**GOAL OF THE EXERCISE:** Go through the material below and state how many lines include "glyph", giving the number only.

**TASK INPUTS:**
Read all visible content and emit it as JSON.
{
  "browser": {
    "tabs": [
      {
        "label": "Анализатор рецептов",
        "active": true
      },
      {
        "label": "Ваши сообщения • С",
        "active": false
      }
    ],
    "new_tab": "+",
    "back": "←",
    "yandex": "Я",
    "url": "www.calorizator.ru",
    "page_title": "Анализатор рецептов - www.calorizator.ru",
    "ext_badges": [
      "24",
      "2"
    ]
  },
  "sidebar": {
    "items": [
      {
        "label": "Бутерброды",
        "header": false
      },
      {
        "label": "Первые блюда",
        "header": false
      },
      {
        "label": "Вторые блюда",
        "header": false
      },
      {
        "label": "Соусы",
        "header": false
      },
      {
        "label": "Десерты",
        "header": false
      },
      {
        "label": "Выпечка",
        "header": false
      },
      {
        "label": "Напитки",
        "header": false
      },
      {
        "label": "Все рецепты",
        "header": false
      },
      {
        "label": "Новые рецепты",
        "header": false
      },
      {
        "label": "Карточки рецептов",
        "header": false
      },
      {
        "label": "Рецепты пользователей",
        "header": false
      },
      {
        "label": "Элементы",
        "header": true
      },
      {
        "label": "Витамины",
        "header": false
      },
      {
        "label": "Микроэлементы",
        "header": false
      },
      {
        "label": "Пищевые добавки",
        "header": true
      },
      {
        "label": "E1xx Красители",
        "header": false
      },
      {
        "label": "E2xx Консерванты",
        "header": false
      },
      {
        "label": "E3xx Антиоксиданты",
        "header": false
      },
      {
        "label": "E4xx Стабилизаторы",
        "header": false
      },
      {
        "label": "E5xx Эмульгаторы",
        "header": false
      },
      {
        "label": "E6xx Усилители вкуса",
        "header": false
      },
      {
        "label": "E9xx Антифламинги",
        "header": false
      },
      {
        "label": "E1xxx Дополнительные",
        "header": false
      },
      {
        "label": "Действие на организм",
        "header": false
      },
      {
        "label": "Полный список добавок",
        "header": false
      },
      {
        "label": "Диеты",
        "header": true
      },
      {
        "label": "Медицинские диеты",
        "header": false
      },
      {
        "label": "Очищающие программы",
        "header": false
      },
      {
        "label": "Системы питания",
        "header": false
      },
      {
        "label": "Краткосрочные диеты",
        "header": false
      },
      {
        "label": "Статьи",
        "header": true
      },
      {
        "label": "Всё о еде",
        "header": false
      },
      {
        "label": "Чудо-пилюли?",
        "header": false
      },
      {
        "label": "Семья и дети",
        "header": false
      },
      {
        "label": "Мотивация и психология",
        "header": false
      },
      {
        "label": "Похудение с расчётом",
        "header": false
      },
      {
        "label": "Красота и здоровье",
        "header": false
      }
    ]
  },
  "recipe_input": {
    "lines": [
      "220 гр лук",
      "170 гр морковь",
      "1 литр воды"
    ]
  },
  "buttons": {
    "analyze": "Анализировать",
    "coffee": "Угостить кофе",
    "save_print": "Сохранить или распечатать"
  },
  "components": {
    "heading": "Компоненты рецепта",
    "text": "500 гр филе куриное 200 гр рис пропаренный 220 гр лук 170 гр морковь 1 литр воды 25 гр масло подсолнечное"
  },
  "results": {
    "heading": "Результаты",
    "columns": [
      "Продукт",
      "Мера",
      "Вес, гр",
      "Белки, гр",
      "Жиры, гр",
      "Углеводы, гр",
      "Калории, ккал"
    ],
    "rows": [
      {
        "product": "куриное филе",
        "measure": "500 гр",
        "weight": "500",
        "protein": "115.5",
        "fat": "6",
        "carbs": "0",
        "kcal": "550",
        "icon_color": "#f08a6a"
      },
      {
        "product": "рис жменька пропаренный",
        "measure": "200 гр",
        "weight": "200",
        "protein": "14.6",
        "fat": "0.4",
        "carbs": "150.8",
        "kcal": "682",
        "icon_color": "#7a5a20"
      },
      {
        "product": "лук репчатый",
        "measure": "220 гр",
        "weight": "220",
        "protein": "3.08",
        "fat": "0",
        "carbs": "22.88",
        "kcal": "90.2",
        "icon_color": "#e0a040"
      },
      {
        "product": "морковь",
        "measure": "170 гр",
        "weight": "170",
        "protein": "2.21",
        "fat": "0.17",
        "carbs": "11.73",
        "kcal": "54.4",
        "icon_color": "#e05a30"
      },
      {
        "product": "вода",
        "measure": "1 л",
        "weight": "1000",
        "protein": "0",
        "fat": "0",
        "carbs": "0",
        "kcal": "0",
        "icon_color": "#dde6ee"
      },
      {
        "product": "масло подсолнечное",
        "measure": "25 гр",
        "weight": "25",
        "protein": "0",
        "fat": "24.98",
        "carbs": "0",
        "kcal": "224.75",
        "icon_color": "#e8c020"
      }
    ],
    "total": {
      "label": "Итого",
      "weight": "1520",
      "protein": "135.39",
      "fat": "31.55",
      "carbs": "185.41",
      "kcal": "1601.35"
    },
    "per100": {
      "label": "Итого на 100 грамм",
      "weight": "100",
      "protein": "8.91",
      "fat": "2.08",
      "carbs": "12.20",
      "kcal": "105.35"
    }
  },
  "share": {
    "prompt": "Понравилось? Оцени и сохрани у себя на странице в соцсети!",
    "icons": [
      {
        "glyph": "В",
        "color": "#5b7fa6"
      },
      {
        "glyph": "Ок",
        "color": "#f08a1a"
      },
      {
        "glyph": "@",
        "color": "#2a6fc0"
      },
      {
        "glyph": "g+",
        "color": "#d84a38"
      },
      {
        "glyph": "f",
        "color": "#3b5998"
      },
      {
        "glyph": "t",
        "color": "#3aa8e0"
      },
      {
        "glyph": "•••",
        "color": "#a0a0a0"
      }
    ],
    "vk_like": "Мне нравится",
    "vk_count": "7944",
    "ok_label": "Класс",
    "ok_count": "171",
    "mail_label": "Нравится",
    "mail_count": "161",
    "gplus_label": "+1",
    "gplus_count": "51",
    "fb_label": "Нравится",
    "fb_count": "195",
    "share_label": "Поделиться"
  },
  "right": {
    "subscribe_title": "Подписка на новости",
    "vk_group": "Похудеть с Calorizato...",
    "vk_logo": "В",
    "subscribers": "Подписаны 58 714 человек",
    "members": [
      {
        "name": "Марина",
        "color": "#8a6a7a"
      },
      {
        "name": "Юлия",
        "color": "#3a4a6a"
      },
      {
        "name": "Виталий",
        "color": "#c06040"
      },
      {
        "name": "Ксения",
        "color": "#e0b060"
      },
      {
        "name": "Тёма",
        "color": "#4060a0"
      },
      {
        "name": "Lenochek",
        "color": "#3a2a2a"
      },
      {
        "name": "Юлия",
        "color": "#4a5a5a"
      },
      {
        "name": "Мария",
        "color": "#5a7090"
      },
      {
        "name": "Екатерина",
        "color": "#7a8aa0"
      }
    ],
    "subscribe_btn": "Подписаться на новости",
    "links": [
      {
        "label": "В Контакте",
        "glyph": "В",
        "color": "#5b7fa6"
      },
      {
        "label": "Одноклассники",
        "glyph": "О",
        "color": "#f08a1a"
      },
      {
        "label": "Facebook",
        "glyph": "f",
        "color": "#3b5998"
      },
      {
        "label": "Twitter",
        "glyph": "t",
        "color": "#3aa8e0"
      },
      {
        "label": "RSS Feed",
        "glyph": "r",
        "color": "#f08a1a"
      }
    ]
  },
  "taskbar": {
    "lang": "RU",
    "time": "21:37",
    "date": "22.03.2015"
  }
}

**EXERCISE RESULT:** 12